    The activity concentrations of Pu-238,Pu-239,Pu-240 and Am-241 (for determining its mother nuclide, Pu-241) as well as activity ratios of Pu-238/Pu239+240, Pu-241/Pu239+240 and Pu239+240/Cs-137 and the mass ratio of Pu-240/Pu-239 were determined from air filter samples collected in Rovaniemi (Finnish Lapland) in 1965 to 2011. The origin of plutonium in surface air was assessed based on these data from long time series. The most important Pu sources in the surface air of Rovaniemi were atmospheric nuclear-weapon testing in the 1950s and 1960s, later nuclear tests in 1973-1980 and the SNAP-9A satellite accident in 1964, whereas the influence from the 1986 Chernobyl accident was only minor. Contrary to the alpha-emitting Pu isotopes, Pu-241 from the Fukushima accident in 2011 was detected in Rovaniemi. Dispersion modeling results with the SILAM (System for Integrated modeLling of Atmospheric composition) model indicate that Pu contamination in northern Finland due to hypothetical reactor accidents would be negligible in the case of a floating reactor in the Shtokman natural gas field and relatively low in the case of an intended nuclear power plant in western Finland.

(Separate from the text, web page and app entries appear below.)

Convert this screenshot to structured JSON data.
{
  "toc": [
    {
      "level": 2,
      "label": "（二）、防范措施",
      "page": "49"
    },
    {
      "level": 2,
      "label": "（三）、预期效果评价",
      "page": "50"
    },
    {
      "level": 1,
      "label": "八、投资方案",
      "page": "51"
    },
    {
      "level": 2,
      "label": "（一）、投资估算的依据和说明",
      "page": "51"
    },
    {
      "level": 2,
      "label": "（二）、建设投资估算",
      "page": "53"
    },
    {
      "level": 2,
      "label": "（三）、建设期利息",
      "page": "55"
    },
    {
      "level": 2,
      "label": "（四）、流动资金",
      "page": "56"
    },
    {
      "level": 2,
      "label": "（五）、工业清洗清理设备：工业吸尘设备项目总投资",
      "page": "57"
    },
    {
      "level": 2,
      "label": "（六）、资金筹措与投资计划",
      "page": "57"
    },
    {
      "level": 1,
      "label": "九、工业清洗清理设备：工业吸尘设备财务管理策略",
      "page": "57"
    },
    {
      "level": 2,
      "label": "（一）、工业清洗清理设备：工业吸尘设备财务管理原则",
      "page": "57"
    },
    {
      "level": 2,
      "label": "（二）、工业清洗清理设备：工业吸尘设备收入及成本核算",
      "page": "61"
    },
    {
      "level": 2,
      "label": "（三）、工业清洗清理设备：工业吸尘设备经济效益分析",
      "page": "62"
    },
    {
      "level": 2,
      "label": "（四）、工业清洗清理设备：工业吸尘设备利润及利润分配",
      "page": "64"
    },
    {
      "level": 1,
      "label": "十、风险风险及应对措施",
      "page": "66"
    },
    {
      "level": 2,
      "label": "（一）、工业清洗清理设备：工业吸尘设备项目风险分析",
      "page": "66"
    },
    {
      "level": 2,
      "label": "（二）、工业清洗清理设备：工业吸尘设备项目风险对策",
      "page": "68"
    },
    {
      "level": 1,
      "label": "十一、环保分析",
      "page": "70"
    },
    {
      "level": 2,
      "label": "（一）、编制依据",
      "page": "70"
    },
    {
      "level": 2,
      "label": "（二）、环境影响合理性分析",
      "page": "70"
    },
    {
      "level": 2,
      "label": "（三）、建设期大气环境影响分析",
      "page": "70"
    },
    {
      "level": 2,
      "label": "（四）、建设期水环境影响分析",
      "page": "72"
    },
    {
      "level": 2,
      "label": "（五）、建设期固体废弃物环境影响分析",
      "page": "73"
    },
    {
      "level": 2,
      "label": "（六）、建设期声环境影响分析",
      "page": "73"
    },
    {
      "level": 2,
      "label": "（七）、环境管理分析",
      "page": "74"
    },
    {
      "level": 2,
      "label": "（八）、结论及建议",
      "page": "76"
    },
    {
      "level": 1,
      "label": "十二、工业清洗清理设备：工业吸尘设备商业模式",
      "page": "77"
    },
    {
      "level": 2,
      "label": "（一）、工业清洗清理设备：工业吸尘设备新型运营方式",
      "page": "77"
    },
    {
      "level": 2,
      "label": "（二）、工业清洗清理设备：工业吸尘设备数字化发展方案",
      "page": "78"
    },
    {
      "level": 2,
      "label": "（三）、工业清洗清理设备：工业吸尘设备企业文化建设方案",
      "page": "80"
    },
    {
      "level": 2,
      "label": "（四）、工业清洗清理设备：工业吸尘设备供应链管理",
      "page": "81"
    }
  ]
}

  • Salminen-Paatero, Susanna; Thölix, Laura E; Kivi, Rigel; Paatero, Jussi (2019)
    Radionuclides 137Cs and 90Sr and total beta activity were determined from air filters collected in Rovaniemi (Finnish Lapland) in1965–2011. Nuclear contamination sources present in the air filter samples as well as temporal changes in radionuclide concentrations were examined. Ozone observations and meteorological modeling were used in combination with radionuclide analyses to study the reasons behind the observed seasonal concentration variation. In general, the magnitude and variation in activity concentrations of 137Cs and 90Sr and total beta activity in the surface air of Rovaniemi in 1965–2011 corresponded well with values from other countries. However, the obtained results prove in practice that hardly any refractory or intermediate radionuclides from the destroyed Chernobyl reactor fuel were introduced to Finnish Lapland. The main source of 137Cs and 90Sr and total beta activity in the surface air of Rovaniemi in 1965–2011 has been intense atmospheric nuclear weapon testing in 1950s–1960s and later tests performed in 1965–1980, as well as leakages from underground nuclear tests in Semipalatinsk, 1966, and Novaya Zemlya, 1987. For 137Cs and total beta activity, the influence of Chernobyl and Fukushima accidents was detected.